    I don’t have a clue which brown genes your hens that are laying the green eggs have, your roosters either for that matter. The more different genes the harder it will be to get them out. And remember some are recessive so they may hide a few generations then pop back up.

    You have some possible strategies to get bluer eggs. You can just hatch your bluest eggs and keep breeders, male and female, from those. You will eventually get bluer eggs but it is really hard to get all the brown out. It may even be impossible, say one or more of the brown genes are set in your flock to the point that both males and females have two of those genes at the same location.

    The other strategy is to keep crossing your bluest egg layers with chickens that lay white eggs. Remember, white is base white with NO brown. So each generation you should be getting rid of more brown genes. One downside to this is that about half the offspring will not lay blue/green eggs, they will lay white/brown.

    Or, instead of using white egg laying chickens, find some pure blue egg layers. They also will contribute no brown. Of course if blue egg sis your goal, why not just keep these and get rid of your green and brown egg layers.
     
  7. Naamahbengals

    Naamahbengals Chillin' With My Peeps

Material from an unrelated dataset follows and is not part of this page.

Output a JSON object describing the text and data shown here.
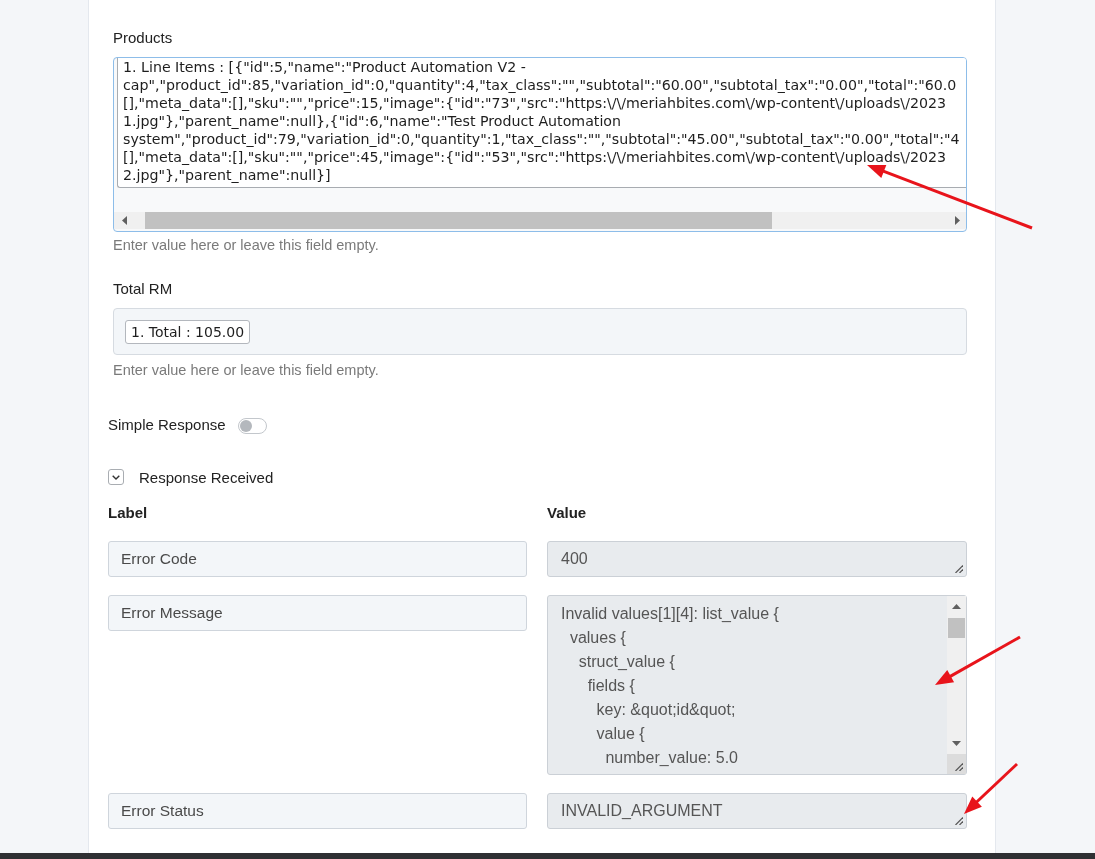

    176
    7
    73
    May 17, 2013
    Thank you! That is everything I needed to know!! :)
     
  8. Naamahbengals

    Naamahbengals Chillin' With My Peeps

    176
    7
    73
    May 17, 2013
    Oh, actually, one more question - is it possible (selective breeding, crossing, etc) to have a hen that produces both green and blue, but never brown? I assume by making sure that every bird is homozygus for blue, and only some carry a recessive form of brown?
     
  9. enola

    enola Overrun With Chickens

    Hens only lay one color egg. For example the egg will start out blue and the only change will be to get a little lighter the longer she lays. When she molts her eggs will be their original color again.

    If a hen lays a blue egg she does not have any genes for brown.

    If a hen lays a green egg, then the egg starts as blue but before the egg is layed the hen puts a brown coating over the egg making it green.
     
  10. Ridgerunner

    Ridgerunner Chicken Obsessed

    20,113
    3,318
    496
    Feb 2, 2009
    Northwest Arkansas
    I’m not sure I understand the question. Are you asking if the rooster the hen mates with has an effect on the color of eggs she lays? The answer to that is no. The hen will lay the same color of egg regardless of which rooster she is mated with or even if there is no rooster. As long as at least one of the genes she has is a blue, it will be either blue or green.

    If you are asking if a hen can have offspring that lays either blue or green, the answer is yes. It depends on what genes the rooster contributes and what genes the hen has. If either or both the hen or rooster is pure for blue, (at least one of them is O,O) the offspring will always lay a blue or green egg. Your goal is to get both males and females pure for blue but with blue being dominant, that can be a challenge.

    Depending on what brown dominant or recessive genes the parents contribute and how they match up, it is very possible the same hen and rooster can have offspring where one pullet lays blue eggs and another lays green eggs. I’ve had the same rooster and hen produce pullets that lay different shades of green eggs.

    It can be really hard to get the green out. I know a lady who has been working for 15 chicken generations to get green out of her eggs. She’s getting pretty close but occasionally a greenish tinge shows up.
     

BackYard Chickens is proudly sponsored by